Petrochemicals at IME Hit a Snag   Petrochemicals at IME Hit a Snag

A new directive by the ministry of industry, mine, and trade calls for petrochemical products to be offered in the Iran Mercantile Exchange (IME) in a bid to bring transparency and balance the market; however, a subsection therein is apparently having a negative impact on the process.

Companies seeking transparency would support offering their products at actual prices at the IME, Abdolkarim Ebrahimi, member of the parliament's budget and planning committee was quoted by IRNA as saying on Sunday.

"Supplying products at the mercantile exchange will elucidate all aspects of a company's operations, including production, sales, and revenues, and this is a significant advantage of the bourse," the official said, noting that part of the new regulation counters its raison d'être, that is providing transparency.

According to the regulation, all petrochemical products should be offered in the bourse at their actual prices. The regulation was implemented, engendering positive results for the petrochemical industry so far. However, a subsection included in the directive stipulates for withdrawal of petrochemical companies from the bourse, allowing them to continue trading outside the IME. This indicates that some big petrochemical companies are resisting the transparent supply of their products.

The subsection provides for supply of petrochemicals in the free market if they were not sold in the bourse after having been offered twice. The subsection, thus, provides means of evasion and spurns transparency. Giving petrochemical complexes the means to trade in the free market, it contributes to fraudulent arrangements. Given the lack of comprehensive scrutiny in free market, the first and foremost consequence of supplying petrochemical products out of the bourse could be tax evasion, Ebrahimi noted.

"The petrochemical market would have been free and competitive, the same as steel market, were the authorities determined that products must be transparently offered at the bourse, and had the decisions not been made to the benefit of a selected few," he added. "This would have been in the national interest."

  New Petrochem Contracts

Iran plans to launch new petrochemical contracts on the Iranian Oil Bourse on Kish Island and is trying to promote existing and planned contracts, market sources told Platts.

A forum to explain the contracts and the procedures for carrying out transactions on the exchange has been scheduled for May 28 at the Shangri La Hotel in Dubai.
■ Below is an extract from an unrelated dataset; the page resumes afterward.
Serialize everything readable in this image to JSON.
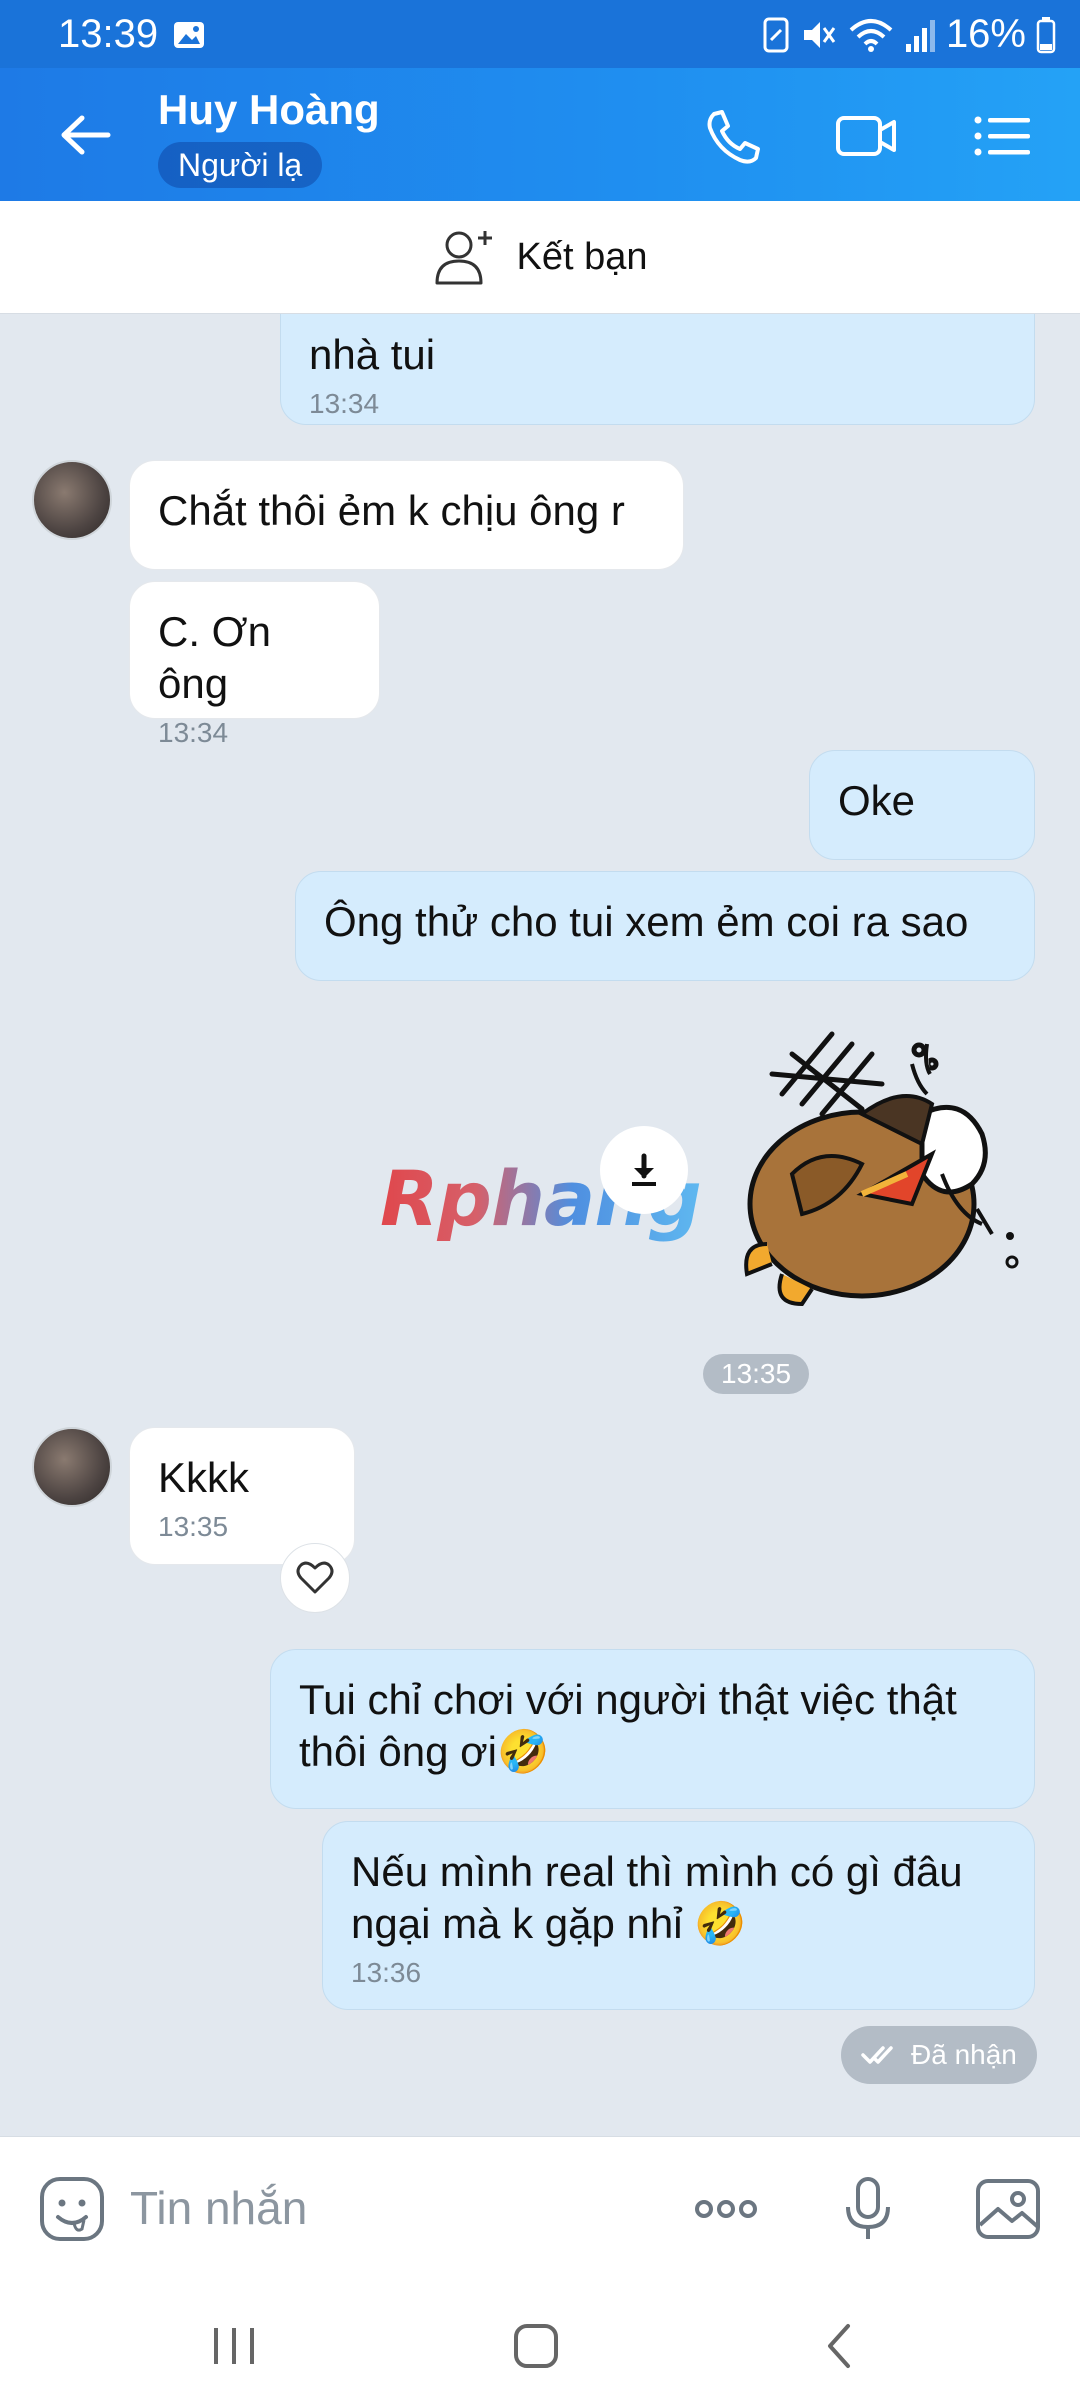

"We plan to launch aromatics and polymers contracts. Plans for more contracts will be disclosed at the forum in late May," a source familiar with the matter said.  Iran already has several petrochemical contracts ranging from polymers like HDPE and LDPE, and aromatics like orthoxylene and paraxylene offered on the IME.

  Financial Hurdle

Prominent traders based in Dubai said that the exchange authorities will first need to define clearly the means of financial transaction on the bourse to be able to attract interest. "We have hardly go access to the existing petrochemical contracts at the IME in Tehran. This is because the banks refuse to finance such deals," said one of the largest traders of Iranian petrochemical products, who is based in Dubai.

"So unless there are new means for ensuring a safe financial transaction, we will not be able to trade at the exchange."

"If it's physically backed contracts that the exchange plans to launch then there are several issues to be looked into. Like which vessels will take delivery as sanctions on Iranian shipping industry make financing difficult," another Dubai-based trader said.

"There are solutions to these problems and they will be discussed during the May conference," a source close to the forum's organizing committee said. The forum will be organized under the auspices of the Iran Business Council in Dubai.

Financial sanctions spearheaded by the US were imposed on Iran to curb the country's nuclear program, which the West claims is geared to military use. Iran insists its program is entirely peaceful. Iran and the P5+1 group (five permanent members of the UN Security Council, namely United States, Russia, China, United Kingdom, and France, plus Germany) have been holding marathon talks over the past year to thrash out a mutually acceptable comprehensive deal. They have until the end of a self-imposed deadline of July 1st to reach a final deal.